GUIDO ORSINI | innatura
Comparison between work and nature is a theme deeply rooted in the very origin of Art. Over time this ancient relationship has evolved, developed and interacted, and it is this process that has led to the creation of numerous works and interpretations, in short to much of what we know as History of Art.
The relationship between the natural and the artificial is very much part of this same theme, as confirmed by an anecdote handed down to us by Pliny: “When Zeuxis shows Parrasius his painting depicting a bunch of grapes, some sparrows, deceived by the perfection of the painting, start pecking at the grapes. When Parrasius later invites Zeuxis to his studio, the latter urges his colleague to lift the curtain covering the painting. But the curtain is part of the painting and Zeuxis acknowledges Parrasius’ superiority saying “I managed to trick some sparrows, but you tricked me.”
Popular sayings are sometimes paradoxically profound in their description of the relationship between what is natural and what is artificial. For example, “they are so beautiful they look real” (for anything from artificial flowers, to glasses to Belgian lace) or “as beautiful as a painting” (for sunsets on the sea, young girls etc…).
The advent of photography, at the very beginning of the great rivalry with art, has not clarified the mysteries of the intricate relationship between the natural and the artificial. Evidence of this is Guido Orsini’s work, based on the fertile dialogue yet fortunate contradiction between the two, his manner of capturing and representing, and indeed his underlying artistic inspiration.
Here the images are presented together and therefore also in contrast, some taken from nature (plants) and others from Art (baroque churches). It is sometimes difficult to distinguish between nature and ornate architecture, precisely because the eye, capturing and isolating a single, unrepeatable instant, is always the eye of the artist.
This means that the stylistic measure of the artist is what makes the images into a complex, continuous whole, the different elements being dialectically and, by contrast, interwoven.
Guido Orsini’s approach, his capturing of image and fixing it on the surface, corresponds to a true exaltation of vision. Contrast is offset by the harmony of form. This dialectical contrast is the mechanism underlying the artist’s inspiration; it is its driving force, and at the same time an integral part of the work.

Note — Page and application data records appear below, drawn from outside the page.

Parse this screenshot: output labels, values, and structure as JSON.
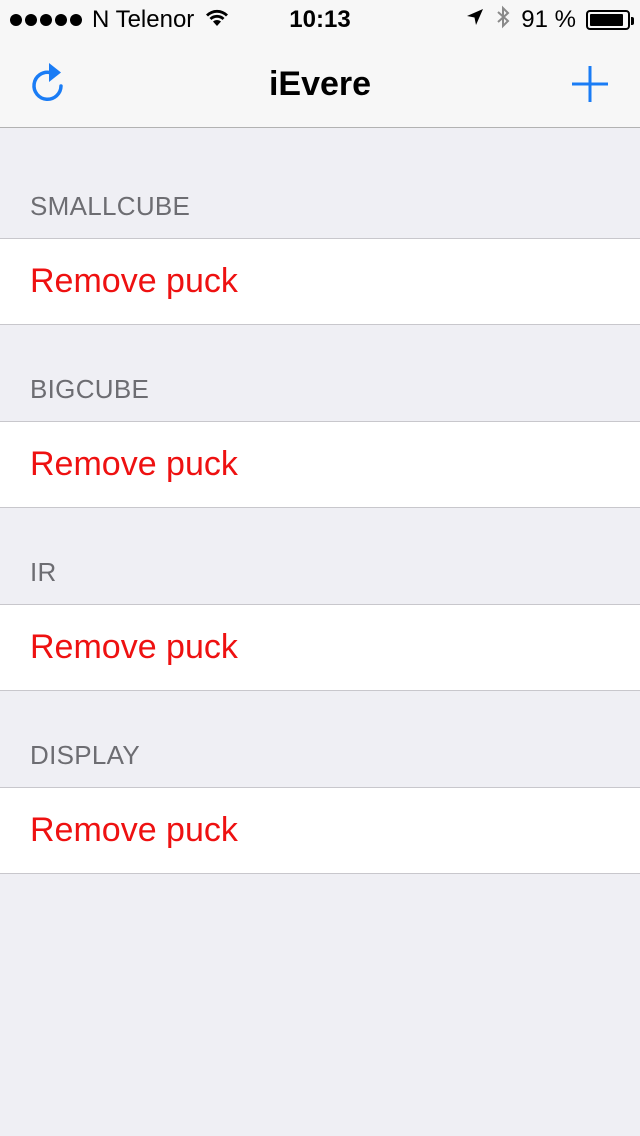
{
  "status_bar": {
    "carrier": "N Telenor",
    "time": "10:13",
    "battery": "91 %",
    "battery_level_fraction": 0.91,
    "icons": [
      "signal-dots-icon",
      "wifi-icon",
      "location-arrow-icon",
      "bluetooth-icon",
      "battery-icon"
    ]
  },
  "nav": {
    "title": "iEvere",
    "left_button_icon": "refresh-icon",
    "right_button_icon": "plus-icon"
  },
  "sections": [
    {
      "header": "SMALLCUBE",
      "cell_label": "Remove puck"
    },
    {
      "header": "BIGCUBE",
      "cell_label": "Remove puck"
    },
    {
      "header": "IR",
      "cell_label": "Remove puck"
    },
    {
      "header": "DISPLAY",
      "cell_label": "Remove puck"
    }
  ],
  "colors": {
    "tint": "#1a7cf5",
    "destructive": "#ee1111",
    "background": "#efeff4",
    "header_text": "#6d6d72"
  }
}
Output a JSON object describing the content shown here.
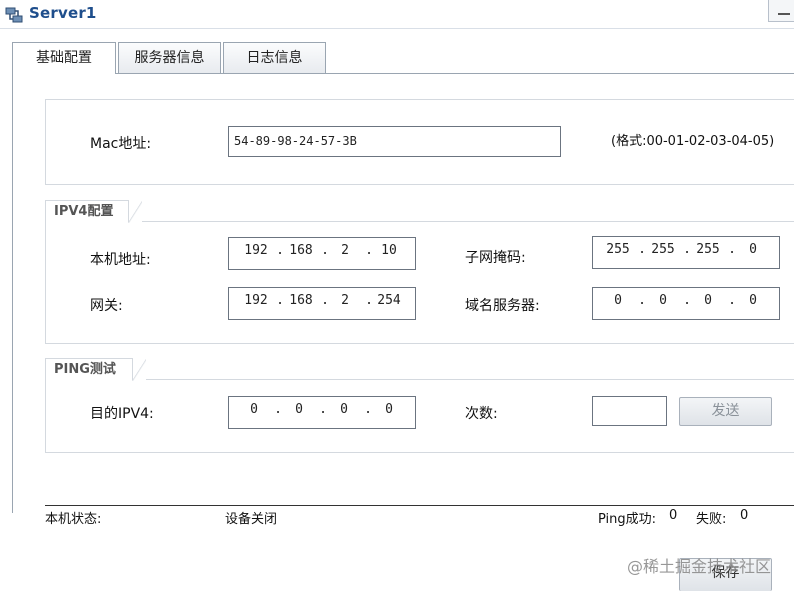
{
  "window": {
    "title": "Server1"
  },
  "tabs": [
    {
      "label": "基础配置"
    },
    {
      "label": "服务器信息"
    },
    {
      "label": "日志信息"
    }
  ],
  "mac": {
    "label": "Mac地址:",
    "value": "54-89-98-24-57-3B",
    "hint": "(格式:00-01-02-03-04-05)"
  },
  "ipv4": {
    "section_title": "IPV4配置",
    "local_label": "本机地址:",
    "local": [
      "192",
      "168",
      "2",
      "10"
    ],
    "mask_label": "子网掩码:",
    "mask": [
      "255",
      "255",
      "255",
      "0"
    ],
    "gateway_label": "网关:",
    "gateway": [
      "192",
      "168",
      "2",
      "254"
    ],
    "dns_label": "域名服务器:",
    "dns": [
      "0",
      "0",
      "0",
      "0"
    ]
  },
  "ping": {
    "section_title": "PING测试",
    "target_label": "目的IPV4:",
    "target": [
      "0",
      "0",
      "0",
      "0"
    ],
    "count_label": "次数:",
    "count_value": "",
    "send_label": "发送"
  },
  "status": {
    "state_label": "本机状态:",
    "state_value": "设备关闭",
    "ping_success_label": "Ping成功:",
    "ping_success": "0",
    "ping_fail_label": "失败:",
    "ping_fail": "0"
  },
  "save_label": "保存",
  "watermark": "@稀土掘金技术社区"
}
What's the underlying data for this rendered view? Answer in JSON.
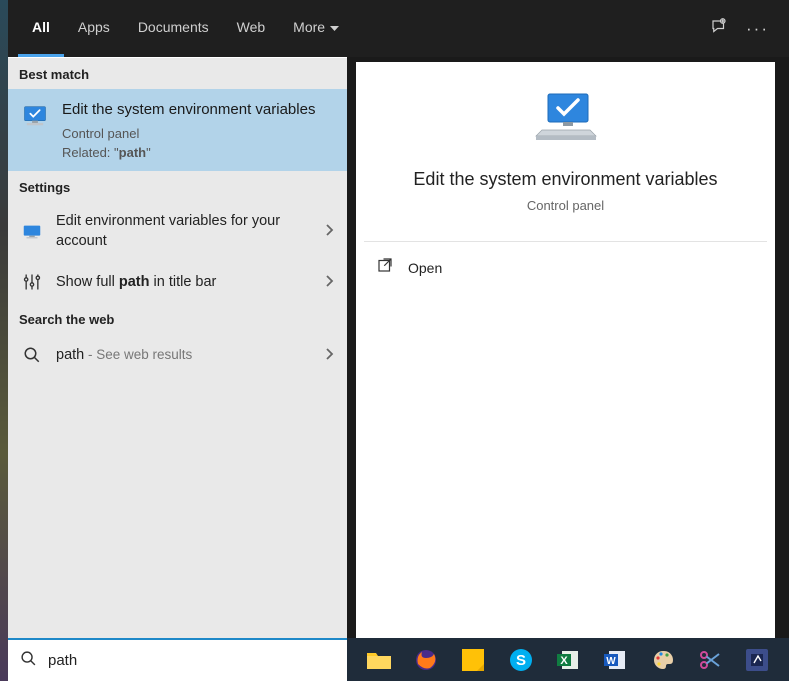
{
  "topTabs": {
    "all": "All",
    "apps": "Apps",
    "documents": "Documents",
    "web": "Web",
    "more": "More"
  },
  "sections": {
    "bestMatch": "Best match",
    "settings": "Settings",
    "searchWeb": "Search the web"
  },
  "bestMatch": {
    "title": "Edit the system environment variables",
    "subtitle": "Control panel",
    "relatedPrefix": "Related: \"",
    "relatedTerm": "path",
    "relatedSuffix": "\""
  },
  "settingsItems": {
    "item0_pre": "Edit environment variables for your account",
    "item1_pre": "Show full ",
    "item1_bold": "path",
    "item1_post": " in title bar"
  },
  "webItem": {
    "term": "path",
    "hint": " - See web results"
  },
  "preview": {
    "title": "Edit the system environment variables",
    "subtitle": "Control panel",
    "open": "Open"
  },
  "search": {
    "value": "path"
  }
}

The concrete starting point, in photography always particularly significant, is not important in this case. The long sharp leaves have ceased being leaves and have become weapons, lances, javelins, reminding us of that extraordinary complicated play of lines in the top section of Paolo Uccello’s ‘Battle of San Romano”.
The matter composing them has no body.
Yet, almost to contradict what has been said thus far, while it is true that the shapes have been reduced to mere marks, at the same time they have a powerful “physical” quality. They are not leaves or lances, but sensual forms that pulse and throb as if they were alive.
That same flesh enowed with spirit, as is fitting in interpreting the Baroque, is evident in the works found in Churches where architecture, ornaments and statues are exalted by light and contrast.
Matter and spirit, nature and artifice, intertwine and become one in the work “innature”.
Read and download the exhibition’s press release.